▸ **Brief**
Print every line of the material exactly.

▸ **Records for the exercise**
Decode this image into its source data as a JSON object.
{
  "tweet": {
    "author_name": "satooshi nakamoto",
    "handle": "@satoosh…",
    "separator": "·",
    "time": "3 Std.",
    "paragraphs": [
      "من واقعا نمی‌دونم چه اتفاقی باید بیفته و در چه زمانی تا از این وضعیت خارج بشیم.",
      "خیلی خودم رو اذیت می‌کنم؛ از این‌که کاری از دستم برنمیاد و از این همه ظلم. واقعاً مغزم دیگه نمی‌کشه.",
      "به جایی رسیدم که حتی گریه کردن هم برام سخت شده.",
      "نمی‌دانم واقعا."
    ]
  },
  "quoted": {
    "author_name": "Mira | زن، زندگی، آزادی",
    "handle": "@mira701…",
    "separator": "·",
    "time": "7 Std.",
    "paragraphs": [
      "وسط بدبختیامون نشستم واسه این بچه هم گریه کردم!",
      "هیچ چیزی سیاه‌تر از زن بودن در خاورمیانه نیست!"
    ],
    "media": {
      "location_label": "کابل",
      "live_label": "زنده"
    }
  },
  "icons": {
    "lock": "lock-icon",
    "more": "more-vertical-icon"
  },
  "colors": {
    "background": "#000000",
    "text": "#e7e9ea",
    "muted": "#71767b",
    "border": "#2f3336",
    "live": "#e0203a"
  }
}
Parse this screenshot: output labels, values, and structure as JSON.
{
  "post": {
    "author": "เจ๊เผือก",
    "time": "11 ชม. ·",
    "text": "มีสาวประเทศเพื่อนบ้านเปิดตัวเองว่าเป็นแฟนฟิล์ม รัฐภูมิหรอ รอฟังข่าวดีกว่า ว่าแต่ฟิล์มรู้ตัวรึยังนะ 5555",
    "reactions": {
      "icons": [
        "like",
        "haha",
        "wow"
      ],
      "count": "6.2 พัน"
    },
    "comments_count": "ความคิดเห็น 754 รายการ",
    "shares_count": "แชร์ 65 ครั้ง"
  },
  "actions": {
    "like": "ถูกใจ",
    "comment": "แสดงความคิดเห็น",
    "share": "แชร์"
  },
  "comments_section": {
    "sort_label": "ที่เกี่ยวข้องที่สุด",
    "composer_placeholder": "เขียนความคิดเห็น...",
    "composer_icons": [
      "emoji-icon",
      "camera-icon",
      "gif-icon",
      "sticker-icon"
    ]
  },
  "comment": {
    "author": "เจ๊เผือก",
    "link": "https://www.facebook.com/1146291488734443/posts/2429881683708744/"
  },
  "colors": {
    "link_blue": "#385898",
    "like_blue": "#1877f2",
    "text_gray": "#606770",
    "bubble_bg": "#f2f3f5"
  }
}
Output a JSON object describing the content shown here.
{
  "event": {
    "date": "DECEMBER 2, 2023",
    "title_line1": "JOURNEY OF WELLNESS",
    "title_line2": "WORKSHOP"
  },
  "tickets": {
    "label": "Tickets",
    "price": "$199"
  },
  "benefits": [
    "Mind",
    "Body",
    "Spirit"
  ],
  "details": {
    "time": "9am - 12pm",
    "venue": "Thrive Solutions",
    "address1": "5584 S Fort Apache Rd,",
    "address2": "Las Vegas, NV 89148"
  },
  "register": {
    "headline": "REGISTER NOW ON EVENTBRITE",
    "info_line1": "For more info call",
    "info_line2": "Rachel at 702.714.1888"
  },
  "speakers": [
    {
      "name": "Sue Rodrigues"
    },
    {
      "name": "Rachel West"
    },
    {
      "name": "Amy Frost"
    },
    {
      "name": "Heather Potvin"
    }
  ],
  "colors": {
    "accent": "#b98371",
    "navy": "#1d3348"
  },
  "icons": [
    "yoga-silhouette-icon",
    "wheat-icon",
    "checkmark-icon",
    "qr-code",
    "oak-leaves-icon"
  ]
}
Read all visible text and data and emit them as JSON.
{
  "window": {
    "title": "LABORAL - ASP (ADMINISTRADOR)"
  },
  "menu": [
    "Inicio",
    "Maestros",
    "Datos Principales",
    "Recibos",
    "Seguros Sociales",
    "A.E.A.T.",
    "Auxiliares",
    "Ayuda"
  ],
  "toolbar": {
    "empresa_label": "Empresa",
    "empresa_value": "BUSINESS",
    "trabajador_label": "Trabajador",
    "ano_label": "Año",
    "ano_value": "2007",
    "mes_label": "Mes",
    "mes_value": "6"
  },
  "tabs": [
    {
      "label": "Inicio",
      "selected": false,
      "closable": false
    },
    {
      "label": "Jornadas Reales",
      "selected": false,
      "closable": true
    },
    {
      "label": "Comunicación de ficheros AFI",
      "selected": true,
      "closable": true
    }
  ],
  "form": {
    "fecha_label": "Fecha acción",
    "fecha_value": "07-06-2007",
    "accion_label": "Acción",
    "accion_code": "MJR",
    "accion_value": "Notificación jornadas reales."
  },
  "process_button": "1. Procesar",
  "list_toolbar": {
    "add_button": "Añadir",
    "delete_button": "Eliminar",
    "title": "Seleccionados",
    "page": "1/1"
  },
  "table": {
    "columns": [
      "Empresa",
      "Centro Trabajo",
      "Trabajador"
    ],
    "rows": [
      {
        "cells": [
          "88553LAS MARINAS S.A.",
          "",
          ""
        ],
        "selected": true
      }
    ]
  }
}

▸ **The completed task**
Decode this image into its source data as a JSON object.
{
  "tweet": {
    "author_name": "satooshi nakamoto",
    "handle": "@satoosh…",
    "separator": "·",
    "time": "3 Std.",
    "paragraphs": [
      "من واقعا نمی‌دونم چه اتفاقی باید بیفته و در چه زمانی تا از این وضعیت خارج بشیم.",
      "خیلی خودم رو اذیت می‌کنم؛ از این‌که کاری از دستم برنمیاد و از این همه ظلم. واقعاً مغزم دیگه نمی‌کشه.",
      "به جایی رسیدم که حتی گریه کردن هم برام سخت شده.",
      "نمی‌دانم واقعا."
    ]
  },
  "quoted": {
    "author_name": "Mira | زن، زندگی، آزادی",
    "handle": "@mira701…",
    "separator": "·",
    "time": "7 Std.",
    "paragraphs": [
      "وسط بدبختیامون نشستم واسه این بچه هم گریه کردم!",
      "هیچ چیزی سیاه‌تر از زن بودن در خاورمیانه نیست!"
    ],
    "media": {
      "location_label": "کابل",
      "live_label": "زنده"
    }
  },
  "icons": {
    "lock": "lock-icon",
    "more": "more-vertical-icon"
  },
  "colors": {
    "background": "#000000",
    "text": "#e7e9ea",
    "muted": "#71767b",
    "border": "#2f3336",
    "live": "#e0203a"
  }
}
Parse this screenshot: output labels, values, and structure as JSON.
{
  "post": {
    "author": "เจ๊เผือก",
    "time": "11 ชม. ·",
    "text": "มีสาวประเทศเพื่อนบ้านเปิดตัวเองว่าเป็นแฟนฟิล์ม รัฐภูมิหรอ รอฟังข่าวดีกว่า ว่าแต่ฟิล์มรู้ตัวรึยังนะ 5555",
    "reactions": {
      "icons": [
        "like",
        "haha",
        "wow"
      ],
      "count": "6.2 พัน"
    },
    "comments_count": "ความคิดเห็น 754 รายการ",
    "shares_count": "แชร์ 65 ครั้ง"
  },
  "actions": {
    "like": "ถูกใจ",
    "comment": "แสดงความคิดเห็น",
    "share": "แชร์"
  },
  "comments_section": {
    "sort_label": "ที่เกี่ยวข้องที่สุด",
    "composer_placeholder": "เขียนความคิดเห็น...",
    "composer_icons": [
      "emoji-icon",
      "camera-icon",
      "gif-icon",
      "sticker-icon"
    ]
  },
  "comment": {
    "author": "เจ๊เผือก",
    "link": "https://www.facebook.com/1146291488734443/posts/2429881683708744/"
  },
  "colors": {
    "link_blue": "#385898",
    "like_blue": "#1877f2",
    "text_gray": "#606770",
    "bubble_bg": "#f2f3f5"
  }
}
Output a JSON object describing the content shown here.
{
  "event": {
    "date": "DECEMBER 2, 2023",
    "title_line1": "JOURNEY OF WELLNESS",
    "title_line2": "WORKSHOP"
  },
  "tickets": {
    "label": "Tickets",
    "price": "$199"
  },
  "benefits": [
    "Mind",
    "Body",
    "Spirit"
  ],
  "details": {
    "time": "9am - 12pm",
    "venue": "Thrive Solutions",
    "address1": "5584 S Fort Apache Rd,",
    "address2": "Las Vegas, NV 89148"
  },
  "register": {
    "headline": "REGISTER NOW ON EVENTBRITE",
    "info_line1": "For more info call",
    "info_line2": "Rachel at 702.714.1888"
  },
  "speakers": [
    {
      "name": "Sue Rodrigues"
    },
    {
      "name": "Rachel West"
    },
    {
      "name": "Amy Frost"
    },
    {
      "name": "Heather Potvin"
    }
  ],
  "colors": {
    "accent": "#b98371",
    "navy": "#1d3348"
  },
  "icons": [
    "yoga-silhouette-icon",
    "wheat-icon",
    "checkmark-icon",
    "qr-code",
    "oak-leaves-icon"
  ]
}
Read all visible text and data and emit them as JSON.
{
  "window": {
    "title": "LABORAL - ASP (ADMINISTRADOR)"
  },
  "menu": [
    "Inicio",
    "Maestros",
    "Datos Principales",
    "Recibos",
    "Seguros Sociales",
    "A.E.A.T.",
    "Auxiliares",
    "Ayuda"
  ],
  "toolbar": {
    "empresa_label": "Empresa",
    "empresa_value": "BUSINESS",
    "trabajador_label": "Trabajador",
    "ano_label": "Año",
    "ano_value": "2007",
    "mes_label": "Mes",
    "mes_value": "6"
  },
  "tabs": [
    {
      "label": "Inicio",
      "selected": false,
      "closable": false
    },
    {
      "label": "Jornadas Reales",
      "selected": false,
      "closable": true
    },
    {
      "label": "Comunicación de ficheros AFI",
      "selected": true,
      "closable": true
    }
  ],
  "form": {
    "fecha_label": "Fecha acción",
    "fecha_value": "07-06-2007",
    "accion_label": "Acción",
    "accion_code": "MJR",
    "accion_value": "Notificación jornadas reales."
  },
  "process_button": "1. Procesar",
  "list_toolbar": {
    "add_button": "Añadir",
    "delete_button": "Eliminar",
    "title": "Seleccionados",
    "page": "1/1"
  },
  "table": {
    "columns": [
      "Empresa",
      "Centro Trabajo",
      "Trabajador"
    ],
    "rows": [
      {
        "cells": [
          "88553LAS MARINAS S.A.",
          "",
          ""
        ],
        "selected": true
      }
    ]
  }
}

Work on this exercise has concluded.